Her employer reported her to the authorities in 2015 after the lewd recording was distributed among staff at the school and to the island’s education chief. The recording also went viral on social media.
Nuril was initially acquitted but prosecutors appealed against the verdict.
The 41-year-old said she did not distribute the recording, saying a friend took it off her phone.
“I, as a woman, should be protected, but then I was the one who became the victim,” she told the media. “People should know that when we get harassed, there is no place to take refuge.”
Her boss, named Muslim, is head of a high school in Mataram, Lombok’s largest city, and was recorded using explicit language and trying to initiate an affair. He has faced no punishment and has been promoted.

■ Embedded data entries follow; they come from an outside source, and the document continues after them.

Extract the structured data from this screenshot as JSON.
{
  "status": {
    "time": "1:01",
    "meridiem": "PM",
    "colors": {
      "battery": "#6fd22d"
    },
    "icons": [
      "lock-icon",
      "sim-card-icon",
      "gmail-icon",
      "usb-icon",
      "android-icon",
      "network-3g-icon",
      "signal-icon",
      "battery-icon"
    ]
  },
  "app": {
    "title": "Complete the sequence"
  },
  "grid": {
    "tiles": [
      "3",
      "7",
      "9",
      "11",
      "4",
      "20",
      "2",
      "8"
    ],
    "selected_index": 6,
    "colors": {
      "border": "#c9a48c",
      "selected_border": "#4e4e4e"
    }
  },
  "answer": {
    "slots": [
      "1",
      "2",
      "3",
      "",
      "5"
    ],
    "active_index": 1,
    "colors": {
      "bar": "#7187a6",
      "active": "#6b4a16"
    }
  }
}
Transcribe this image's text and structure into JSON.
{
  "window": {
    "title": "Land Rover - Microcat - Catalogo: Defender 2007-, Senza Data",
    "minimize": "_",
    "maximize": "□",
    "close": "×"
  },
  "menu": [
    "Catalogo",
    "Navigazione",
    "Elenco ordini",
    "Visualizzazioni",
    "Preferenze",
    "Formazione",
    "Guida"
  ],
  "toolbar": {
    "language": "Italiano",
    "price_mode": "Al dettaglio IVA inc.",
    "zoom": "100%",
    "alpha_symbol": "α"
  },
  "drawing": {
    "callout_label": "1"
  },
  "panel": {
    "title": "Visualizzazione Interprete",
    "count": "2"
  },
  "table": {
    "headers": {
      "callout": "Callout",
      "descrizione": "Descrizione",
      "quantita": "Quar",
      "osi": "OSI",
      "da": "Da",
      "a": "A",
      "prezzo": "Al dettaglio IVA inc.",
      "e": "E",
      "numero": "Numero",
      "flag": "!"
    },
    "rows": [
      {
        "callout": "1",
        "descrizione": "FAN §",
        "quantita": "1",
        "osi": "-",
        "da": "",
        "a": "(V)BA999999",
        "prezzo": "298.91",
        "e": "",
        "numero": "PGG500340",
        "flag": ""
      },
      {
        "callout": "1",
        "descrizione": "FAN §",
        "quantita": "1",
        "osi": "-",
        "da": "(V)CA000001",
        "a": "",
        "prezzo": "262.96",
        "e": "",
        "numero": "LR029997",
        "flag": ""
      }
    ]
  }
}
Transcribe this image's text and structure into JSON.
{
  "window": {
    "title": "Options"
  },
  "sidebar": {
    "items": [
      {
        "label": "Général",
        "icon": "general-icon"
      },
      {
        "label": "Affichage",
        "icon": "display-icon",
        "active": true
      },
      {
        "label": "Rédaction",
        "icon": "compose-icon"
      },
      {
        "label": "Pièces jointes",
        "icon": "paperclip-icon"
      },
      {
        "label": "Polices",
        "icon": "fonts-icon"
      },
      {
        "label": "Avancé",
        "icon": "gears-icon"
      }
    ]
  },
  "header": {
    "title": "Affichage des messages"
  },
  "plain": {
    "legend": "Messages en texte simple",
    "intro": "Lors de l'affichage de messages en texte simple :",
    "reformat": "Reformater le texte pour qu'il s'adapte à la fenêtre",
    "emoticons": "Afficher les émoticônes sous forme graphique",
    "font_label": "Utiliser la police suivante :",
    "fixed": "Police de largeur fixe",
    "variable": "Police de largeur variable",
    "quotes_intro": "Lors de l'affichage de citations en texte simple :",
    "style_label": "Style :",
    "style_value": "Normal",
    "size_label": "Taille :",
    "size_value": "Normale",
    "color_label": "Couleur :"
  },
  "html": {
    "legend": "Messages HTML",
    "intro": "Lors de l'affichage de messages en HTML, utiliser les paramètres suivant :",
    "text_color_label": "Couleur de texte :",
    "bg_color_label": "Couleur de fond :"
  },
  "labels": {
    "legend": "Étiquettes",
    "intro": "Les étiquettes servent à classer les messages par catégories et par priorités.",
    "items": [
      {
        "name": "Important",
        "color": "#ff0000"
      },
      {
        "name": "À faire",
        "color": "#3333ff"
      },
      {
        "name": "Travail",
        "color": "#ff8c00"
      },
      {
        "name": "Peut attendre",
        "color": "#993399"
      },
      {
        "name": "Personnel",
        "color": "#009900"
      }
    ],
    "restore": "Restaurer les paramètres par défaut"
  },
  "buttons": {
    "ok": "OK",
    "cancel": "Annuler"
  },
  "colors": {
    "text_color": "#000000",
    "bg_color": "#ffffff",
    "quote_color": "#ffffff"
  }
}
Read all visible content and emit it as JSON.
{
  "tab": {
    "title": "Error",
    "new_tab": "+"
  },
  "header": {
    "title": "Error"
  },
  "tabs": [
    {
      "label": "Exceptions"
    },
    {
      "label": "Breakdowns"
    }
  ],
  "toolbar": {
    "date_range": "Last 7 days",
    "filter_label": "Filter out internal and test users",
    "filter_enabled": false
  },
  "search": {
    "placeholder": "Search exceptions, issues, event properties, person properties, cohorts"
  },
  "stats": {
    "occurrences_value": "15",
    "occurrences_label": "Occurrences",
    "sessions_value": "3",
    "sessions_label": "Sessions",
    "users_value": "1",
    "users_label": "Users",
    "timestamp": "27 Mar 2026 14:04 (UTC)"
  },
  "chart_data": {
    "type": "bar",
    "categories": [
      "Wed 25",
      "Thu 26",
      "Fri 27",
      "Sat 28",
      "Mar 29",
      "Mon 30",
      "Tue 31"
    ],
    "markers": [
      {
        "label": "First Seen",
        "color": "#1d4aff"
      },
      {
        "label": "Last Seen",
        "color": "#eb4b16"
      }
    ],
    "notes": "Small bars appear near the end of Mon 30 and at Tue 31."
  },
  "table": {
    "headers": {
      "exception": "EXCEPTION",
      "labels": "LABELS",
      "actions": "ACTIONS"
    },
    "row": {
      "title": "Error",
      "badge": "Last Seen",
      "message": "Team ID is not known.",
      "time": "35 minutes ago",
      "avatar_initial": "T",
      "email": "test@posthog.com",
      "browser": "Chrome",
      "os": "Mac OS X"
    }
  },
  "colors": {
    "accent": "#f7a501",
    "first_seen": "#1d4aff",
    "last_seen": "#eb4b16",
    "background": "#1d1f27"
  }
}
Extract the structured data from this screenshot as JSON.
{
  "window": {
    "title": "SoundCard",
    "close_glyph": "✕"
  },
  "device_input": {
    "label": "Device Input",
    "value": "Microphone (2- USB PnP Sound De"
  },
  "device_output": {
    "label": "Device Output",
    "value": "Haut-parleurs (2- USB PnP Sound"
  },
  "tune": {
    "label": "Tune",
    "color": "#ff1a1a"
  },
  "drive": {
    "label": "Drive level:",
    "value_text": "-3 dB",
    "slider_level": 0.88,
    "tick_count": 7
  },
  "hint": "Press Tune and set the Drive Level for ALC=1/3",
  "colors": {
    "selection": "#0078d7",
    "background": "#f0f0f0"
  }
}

Indonesia rights groups warned that the verdict sent a worrying message to other victims of sexual harassment.
“We are concerned about the impact of this decision because it opens a door for perpetrators of sexual violence to criminalise victims,” said Ade Wahyudin of the Legal Aid Foundation for the Press.
President Joko Widodo said during his electoral campaign that he would consider pardoning Nuril when her legal appeals had been exhausted.
Yesterday (Friday) the re-elected president declined to comment on the Supreme Court ruling but said Nuril should apply for amnesty so his office could take judicial authority.
“Since the beginning, my attention to this case has never diminished,” Widodo said. “If it gets to me, then it will be under my authority, and I will use the authority I have.”
Nuril’s lawyer, Joko Jumadi, said she was “ready to accept the verdict” of the court but hoped she would be the “last victim to be face criminal charges” for exposing sexual harassment.
Indonesian women say they are expected to tolerate harassment and sometimes perform sex to keep their jobs.
A three-judge panel gave her a six-month jail term and a fine of around US$35,000, saying she had failed to produce new evidence. If she must stay in jail for another three months if she fails to pay the fine.
Lombok is religiously conservative. Picture credit: Wikimedia